The farmhouse was a fair distance away from where the fire was blazing so Roger’s parents were oblivious to the drama, but thankfully a passerby had seen the flames and called the fire brigade.

And while Roger was saving the animals, two fire wagons were racing over from nearby Barnsley with sirens clanging.

It was only when Roger counted and recounted the animals and knew they were safe that he could turn his attention to the fire itself.

If the flames got hold of the buildings then it would only be a matter of time before everything was destroyed.

Suddenly he heard the noise of the fire engines approaching the farm – it was the sweetest sound he’d ever heard.

Finally he was able to breathe and take stock of the scene before him.

Seconds later, as the fire relentlessly pulsed with heat, the fire engines had barely come to a stop before the brigade sprang into action like worker bees.

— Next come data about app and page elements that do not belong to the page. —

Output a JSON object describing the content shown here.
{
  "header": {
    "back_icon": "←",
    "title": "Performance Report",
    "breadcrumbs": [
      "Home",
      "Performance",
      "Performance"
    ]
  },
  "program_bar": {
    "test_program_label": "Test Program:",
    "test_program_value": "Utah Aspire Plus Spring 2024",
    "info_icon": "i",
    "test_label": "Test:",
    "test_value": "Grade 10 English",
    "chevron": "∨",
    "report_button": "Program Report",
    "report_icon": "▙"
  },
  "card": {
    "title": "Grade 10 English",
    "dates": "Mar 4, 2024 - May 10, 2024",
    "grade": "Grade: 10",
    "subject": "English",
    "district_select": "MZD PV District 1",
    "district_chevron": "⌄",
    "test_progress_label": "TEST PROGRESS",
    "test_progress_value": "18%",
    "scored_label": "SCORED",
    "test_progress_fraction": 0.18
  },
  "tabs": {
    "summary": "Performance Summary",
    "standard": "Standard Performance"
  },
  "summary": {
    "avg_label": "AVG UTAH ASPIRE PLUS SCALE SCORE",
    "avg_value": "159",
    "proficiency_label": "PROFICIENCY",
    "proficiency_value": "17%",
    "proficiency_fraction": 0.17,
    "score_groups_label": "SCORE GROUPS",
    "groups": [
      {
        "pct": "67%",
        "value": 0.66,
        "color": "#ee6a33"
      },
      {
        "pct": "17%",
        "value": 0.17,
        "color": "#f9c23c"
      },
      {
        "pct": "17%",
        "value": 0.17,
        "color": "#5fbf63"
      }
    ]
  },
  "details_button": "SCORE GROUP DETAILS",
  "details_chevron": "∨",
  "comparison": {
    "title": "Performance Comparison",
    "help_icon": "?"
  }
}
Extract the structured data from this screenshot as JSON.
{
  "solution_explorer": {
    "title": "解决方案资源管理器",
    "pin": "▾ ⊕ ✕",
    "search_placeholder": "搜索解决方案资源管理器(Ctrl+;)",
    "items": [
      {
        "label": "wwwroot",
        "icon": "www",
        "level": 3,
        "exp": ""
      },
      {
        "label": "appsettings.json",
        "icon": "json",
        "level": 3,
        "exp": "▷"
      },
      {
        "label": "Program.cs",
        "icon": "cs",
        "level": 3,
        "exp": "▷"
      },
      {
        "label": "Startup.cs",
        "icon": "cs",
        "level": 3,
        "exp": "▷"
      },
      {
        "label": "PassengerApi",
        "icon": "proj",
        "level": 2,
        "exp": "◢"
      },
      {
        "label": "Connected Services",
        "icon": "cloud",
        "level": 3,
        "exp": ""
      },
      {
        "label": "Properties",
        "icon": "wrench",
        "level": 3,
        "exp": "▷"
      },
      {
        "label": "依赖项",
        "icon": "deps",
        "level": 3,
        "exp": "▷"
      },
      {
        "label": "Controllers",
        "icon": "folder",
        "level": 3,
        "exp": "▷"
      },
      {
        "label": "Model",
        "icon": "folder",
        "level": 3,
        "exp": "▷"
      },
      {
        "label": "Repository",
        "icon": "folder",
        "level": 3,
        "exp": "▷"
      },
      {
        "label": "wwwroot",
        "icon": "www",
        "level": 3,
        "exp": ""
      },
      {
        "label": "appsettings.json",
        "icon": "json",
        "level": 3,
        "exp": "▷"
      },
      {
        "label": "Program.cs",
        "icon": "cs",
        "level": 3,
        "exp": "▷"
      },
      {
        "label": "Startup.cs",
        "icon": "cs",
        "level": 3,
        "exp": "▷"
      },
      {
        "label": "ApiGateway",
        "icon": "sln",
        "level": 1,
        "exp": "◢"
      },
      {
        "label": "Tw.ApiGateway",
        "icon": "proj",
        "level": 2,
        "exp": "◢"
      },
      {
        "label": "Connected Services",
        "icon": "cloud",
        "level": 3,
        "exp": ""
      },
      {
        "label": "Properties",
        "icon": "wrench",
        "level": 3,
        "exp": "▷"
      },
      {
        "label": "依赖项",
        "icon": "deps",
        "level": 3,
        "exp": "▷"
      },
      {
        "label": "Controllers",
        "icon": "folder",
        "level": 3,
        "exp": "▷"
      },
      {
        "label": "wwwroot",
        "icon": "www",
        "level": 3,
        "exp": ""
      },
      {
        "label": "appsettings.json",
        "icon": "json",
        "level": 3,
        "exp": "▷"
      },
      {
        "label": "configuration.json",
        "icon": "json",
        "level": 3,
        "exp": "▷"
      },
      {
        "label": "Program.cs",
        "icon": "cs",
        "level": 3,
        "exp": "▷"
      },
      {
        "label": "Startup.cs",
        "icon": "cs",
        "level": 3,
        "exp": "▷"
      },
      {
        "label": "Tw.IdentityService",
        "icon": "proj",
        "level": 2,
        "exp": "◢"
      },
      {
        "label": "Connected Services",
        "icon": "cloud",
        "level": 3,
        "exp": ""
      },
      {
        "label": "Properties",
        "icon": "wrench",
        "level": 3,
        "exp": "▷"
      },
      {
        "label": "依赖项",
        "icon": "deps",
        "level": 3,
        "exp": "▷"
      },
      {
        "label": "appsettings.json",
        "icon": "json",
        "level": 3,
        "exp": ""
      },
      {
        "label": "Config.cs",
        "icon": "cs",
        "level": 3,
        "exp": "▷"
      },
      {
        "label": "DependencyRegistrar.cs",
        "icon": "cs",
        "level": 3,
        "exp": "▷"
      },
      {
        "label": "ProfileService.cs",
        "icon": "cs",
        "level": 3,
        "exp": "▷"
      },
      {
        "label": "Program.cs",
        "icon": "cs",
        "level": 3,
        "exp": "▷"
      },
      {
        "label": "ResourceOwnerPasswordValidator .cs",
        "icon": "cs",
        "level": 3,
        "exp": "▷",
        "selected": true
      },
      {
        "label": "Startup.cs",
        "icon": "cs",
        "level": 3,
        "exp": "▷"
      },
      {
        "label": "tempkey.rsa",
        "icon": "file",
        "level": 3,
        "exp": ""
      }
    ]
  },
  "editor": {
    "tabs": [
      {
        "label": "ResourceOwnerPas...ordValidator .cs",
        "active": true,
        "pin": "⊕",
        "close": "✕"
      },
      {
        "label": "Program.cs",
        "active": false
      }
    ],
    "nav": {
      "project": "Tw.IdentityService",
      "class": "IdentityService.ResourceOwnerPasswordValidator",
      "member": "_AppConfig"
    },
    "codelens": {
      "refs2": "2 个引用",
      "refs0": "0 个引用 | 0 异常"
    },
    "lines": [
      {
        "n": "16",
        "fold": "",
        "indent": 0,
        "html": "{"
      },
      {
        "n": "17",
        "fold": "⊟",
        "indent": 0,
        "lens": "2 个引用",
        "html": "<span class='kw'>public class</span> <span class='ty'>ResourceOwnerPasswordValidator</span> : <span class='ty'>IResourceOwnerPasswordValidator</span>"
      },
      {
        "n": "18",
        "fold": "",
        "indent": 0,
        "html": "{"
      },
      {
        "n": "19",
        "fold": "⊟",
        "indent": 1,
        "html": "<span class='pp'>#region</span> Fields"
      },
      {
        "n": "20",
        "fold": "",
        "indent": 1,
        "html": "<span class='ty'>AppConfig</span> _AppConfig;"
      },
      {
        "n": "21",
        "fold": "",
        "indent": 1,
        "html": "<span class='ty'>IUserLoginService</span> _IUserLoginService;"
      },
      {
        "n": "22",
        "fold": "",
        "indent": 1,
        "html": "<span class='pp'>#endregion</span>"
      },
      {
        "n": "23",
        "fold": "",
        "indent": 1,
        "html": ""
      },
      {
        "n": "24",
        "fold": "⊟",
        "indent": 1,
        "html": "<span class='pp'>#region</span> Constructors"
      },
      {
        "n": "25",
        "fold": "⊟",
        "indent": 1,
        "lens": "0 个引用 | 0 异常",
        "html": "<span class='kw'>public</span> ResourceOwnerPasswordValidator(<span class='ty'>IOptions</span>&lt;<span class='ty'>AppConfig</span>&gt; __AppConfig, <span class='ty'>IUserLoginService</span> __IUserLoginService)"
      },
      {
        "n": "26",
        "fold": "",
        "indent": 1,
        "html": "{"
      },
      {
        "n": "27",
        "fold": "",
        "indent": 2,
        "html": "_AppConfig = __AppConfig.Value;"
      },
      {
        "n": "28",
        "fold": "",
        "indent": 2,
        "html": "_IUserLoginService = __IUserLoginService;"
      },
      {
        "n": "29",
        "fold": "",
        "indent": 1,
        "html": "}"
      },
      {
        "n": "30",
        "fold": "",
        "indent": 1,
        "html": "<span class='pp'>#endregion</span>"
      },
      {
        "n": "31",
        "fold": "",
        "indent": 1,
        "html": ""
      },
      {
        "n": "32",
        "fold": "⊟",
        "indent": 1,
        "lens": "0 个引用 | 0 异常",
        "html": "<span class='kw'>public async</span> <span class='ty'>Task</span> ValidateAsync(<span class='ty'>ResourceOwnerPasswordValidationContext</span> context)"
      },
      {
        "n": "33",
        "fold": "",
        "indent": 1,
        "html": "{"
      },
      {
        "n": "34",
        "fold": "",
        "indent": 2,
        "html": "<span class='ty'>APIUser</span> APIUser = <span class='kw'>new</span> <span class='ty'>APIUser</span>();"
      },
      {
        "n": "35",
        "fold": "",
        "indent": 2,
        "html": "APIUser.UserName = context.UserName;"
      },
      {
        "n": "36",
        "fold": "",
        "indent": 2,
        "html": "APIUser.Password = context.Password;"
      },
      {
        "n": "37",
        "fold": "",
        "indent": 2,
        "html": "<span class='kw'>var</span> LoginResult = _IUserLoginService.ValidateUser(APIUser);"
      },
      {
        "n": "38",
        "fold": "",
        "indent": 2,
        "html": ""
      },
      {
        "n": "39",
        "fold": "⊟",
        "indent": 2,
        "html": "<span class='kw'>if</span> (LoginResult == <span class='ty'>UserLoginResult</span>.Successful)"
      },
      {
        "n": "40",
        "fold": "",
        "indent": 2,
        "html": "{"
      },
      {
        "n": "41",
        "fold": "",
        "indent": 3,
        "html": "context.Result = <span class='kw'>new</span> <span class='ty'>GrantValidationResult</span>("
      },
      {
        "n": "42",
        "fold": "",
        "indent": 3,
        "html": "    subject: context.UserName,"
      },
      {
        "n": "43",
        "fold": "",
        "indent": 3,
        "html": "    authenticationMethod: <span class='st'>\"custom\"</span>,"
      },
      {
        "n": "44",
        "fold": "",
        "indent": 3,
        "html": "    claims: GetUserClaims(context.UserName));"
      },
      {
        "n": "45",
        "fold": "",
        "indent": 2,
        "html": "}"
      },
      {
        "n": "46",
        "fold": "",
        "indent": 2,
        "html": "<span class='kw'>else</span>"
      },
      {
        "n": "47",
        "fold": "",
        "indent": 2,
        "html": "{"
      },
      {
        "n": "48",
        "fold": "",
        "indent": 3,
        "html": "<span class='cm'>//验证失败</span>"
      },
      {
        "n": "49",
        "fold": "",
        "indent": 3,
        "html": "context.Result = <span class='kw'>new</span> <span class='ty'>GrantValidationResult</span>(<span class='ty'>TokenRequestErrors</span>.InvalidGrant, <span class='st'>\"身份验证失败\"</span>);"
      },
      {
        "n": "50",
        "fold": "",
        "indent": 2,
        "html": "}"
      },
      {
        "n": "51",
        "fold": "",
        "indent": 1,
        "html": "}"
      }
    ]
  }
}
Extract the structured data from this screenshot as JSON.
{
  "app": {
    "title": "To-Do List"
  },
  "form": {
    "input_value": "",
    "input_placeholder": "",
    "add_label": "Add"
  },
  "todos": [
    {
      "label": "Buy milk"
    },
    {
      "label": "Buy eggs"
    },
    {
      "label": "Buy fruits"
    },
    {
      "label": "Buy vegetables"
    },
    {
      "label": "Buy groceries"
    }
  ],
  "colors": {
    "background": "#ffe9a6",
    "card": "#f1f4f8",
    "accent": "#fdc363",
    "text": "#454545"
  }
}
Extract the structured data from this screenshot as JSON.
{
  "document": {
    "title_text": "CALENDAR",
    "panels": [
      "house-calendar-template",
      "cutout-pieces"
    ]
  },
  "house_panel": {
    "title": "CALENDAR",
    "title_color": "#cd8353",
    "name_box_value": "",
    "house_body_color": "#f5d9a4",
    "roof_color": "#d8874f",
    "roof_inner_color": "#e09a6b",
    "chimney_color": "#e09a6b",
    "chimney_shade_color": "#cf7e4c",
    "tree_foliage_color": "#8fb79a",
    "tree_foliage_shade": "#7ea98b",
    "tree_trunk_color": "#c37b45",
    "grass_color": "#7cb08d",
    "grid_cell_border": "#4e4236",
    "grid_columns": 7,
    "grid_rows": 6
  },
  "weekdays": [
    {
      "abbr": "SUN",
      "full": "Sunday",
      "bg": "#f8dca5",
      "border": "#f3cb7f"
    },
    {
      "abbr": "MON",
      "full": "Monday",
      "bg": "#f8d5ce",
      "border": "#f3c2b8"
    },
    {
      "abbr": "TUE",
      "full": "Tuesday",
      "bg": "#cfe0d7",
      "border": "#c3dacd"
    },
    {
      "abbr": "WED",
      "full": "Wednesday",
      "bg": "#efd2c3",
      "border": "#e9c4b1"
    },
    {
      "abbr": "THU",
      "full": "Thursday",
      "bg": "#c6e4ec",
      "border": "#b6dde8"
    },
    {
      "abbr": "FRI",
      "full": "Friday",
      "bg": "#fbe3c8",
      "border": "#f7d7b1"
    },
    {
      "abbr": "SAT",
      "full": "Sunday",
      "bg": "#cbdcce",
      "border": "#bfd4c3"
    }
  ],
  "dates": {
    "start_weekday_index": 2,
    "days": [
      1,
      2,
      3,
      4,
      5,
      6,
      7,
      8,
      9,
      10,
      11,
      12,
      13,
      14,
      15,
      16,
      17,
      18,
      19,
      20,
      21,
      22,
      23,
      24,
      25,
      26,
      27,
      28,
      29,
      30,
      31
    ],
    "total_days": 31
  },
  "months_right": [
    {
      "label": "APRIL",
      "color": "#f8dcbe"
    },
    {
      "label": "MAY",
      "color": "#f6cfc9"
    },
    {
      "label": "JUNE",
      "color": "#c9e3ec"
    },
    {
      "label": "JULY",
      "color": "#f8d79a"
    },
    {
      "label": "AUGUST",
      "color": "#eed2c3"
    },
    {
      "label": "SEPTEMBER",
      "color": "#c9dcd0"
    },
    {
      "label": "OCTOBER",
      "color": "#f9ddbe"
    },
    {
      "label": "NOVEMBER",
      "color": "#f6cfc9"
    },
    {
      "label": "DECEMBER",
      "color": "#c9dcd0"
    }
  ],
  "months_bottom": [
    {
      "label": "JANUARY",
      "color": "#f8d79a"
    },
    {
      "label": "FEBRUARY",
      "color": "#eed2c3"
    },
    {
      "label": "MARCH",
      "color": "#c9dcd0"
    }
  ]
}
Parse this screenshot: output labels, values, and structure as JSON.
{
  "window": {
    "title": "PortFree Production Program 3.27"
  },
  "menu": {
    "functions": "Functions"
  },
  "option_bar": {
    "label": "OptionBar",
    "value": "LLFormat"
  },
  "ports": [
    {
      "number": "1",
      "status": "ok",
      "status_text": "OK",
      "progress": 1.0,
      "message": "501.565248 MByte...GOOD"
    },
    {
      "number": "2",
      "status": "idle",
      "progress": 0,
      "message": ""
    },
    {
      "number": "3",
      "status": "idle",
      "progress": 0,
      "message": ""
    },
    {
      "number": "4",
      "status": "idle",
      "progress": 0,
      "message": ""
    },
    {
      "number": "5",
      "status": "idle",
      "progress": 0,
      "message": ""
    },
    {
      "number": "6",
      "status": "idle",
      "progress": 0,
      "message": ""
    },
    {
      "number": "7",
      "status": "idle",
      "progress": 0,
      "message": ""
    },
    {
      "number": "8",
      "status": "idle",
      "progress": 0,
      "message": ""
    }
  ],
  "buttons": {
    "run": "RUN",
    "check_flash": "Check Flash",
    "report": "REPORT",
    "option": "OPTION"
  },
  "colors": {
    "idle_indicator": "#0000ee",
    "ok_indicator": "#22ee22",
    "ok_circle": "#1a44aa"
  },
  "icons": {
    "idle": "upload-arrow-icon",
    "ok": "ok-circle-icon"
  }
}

Within seconds gallons and gallons of water were swamping the blaze.

Finally, alerted by the fire engines, Roger’s parents ran out of the farmhouse and were shocked to the core when they saw the fire and the expression on their son’s face.

It was obvious he’d been in the eye of the storm and Rene ran to hug Roger as it dawned on Charlie that his son had not only been single-handedly dealing with the fire, but he had also saved the animals.

The fire brigade continued to quell the blaze and worked through the night to make sure every inch of the fire was damped down, while the Nicholsons learned that two other local farms had been victims of arson attacks that night.

Charlie scolded Roger for not reporting the fire to them straight away as he put himself in so much danger, but recognised his son was indeed a true farmer for saving the animals first.

They all understood how close they had been to losing everything.